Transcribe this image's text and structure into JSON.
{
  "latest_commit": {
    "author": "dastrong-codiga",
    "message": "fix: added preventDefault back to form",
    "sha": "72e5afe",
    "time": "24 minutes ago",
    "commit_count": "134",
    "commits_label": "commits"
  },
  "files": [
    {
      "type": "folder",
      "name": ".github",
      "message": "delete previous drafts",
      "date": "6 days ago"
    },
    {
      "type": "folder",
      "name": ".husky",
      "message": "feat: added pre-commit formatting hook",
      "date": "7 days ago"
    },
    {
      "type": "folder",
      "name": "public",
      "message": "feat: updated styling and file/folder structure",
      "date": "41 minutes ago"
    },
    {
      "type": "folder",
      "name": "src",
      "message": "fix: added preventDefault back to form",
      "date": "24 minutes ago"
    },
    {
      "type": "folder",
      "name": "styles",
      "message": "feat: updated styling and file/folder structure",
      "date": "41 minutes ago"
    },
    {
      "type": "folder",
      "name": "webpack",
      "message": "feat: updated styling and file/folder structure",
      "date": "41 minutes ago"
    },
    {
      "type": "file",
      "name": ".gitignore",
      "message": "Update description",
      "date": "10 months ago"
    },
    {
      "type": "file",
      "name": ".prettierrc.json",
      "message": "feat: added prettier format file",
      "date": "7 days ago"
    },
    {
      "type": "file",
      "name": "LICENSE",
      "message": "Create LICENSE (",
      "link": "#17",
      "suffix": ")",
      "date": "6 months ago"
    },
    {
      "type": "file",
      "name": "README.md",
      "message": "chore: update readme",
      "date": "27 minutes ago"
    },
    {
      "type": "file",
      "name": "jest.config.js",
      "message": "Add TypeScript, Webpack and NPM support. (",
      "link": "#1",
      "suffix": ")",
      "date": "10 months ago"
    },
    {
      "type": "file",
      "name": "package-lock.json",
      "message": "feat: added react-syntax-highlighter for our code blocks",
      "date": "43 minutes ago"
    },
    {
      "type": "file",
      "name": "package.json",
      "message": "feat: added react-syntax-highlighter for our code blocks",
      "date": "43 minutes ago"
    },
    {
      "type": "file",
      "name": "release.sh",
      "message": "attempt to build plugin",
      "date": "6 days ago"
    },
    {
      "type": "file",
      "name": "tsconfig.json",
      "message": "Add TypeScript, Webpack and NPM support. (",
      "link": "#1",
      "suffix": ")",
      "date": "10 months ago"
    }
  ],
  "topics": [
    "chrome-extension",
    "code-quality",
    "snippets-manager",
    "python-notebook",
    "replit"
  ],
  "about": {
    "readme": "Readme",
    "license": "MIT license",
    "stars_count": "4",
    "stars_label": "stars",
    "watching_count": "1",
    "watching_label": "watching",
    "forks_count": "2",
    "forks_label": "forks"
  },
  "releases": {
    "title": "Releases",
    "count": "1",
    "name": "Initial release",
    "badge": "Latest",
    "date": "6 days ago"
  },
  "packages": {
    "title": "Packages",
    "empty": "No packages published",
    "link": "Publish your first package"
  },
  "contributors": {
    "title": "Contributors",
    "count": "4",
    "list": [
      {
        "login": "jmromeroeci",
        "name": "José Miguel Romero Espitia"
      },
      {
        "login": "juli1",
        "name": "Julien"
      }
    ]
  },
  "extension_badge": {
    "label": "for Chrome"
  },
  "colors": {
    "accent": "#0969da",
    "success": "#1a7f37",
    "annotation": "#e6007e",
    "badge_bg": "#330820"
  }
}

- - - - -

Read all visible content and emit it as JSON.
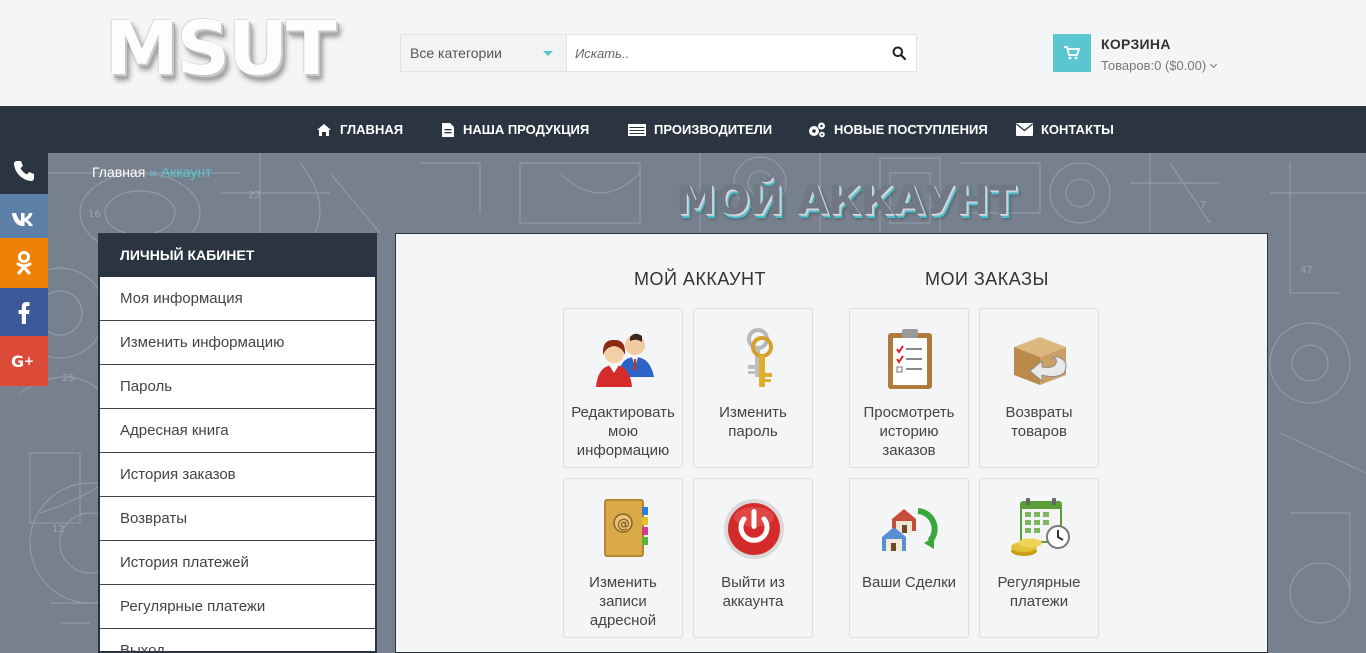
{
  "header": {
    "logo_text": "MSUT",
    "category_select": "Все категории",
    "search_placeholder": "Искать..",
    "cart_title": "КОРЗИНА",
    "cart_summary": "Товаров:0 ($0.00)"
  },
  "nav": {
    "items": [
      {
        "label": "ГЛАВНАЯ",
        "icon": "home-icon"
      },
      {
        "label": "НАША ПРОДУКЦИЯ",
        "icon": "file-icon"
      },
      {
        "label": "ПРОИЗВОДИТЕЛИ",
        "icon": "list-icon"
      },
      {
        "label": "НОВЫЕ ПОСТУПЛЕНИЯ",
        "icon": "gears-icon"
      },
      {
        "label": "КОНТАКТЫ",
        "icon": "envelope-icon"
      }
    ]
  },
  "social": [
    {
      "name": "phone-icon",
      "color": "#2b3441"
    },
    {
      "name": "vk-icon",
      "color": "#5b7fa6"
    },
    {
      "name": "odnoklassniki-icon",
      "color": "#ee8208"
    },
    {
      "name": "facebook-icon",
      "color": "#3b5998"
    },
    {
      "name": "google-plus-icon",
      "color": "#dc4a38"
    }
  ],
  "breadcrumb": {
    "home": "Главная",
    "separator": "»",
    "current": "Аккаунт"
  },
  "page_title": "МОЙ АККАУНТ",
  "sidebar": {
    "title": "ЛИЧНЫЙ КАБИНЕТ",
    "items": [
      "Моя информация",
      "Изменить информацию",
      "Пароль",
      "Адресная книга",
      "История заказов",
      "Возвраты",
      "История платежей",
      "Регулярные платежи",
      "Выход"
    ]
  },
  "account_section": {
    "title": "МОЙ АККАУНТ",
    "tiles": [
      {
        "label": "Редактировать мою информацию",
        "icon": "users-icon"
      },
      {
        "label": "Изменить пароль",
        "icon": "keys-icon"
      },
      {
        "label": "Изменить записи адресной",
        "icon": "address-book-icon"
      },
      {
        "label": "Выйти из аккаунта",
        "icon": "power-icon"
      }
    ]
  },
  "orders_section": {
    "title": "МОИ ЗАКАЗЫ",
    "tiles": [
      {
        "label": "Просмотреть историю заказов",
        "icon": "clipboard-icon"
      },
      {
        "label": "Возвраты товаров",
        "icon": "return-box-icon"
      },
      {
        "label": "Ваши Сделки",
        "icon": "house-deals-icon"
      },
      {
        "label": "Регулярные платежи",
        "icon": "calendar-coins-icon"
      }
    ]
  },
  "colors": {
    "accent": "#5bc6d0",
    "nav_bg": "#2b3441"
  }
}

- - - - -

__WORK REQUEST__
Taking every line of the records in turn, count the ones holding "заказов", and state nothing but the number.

__SOLUTION BELOW__
2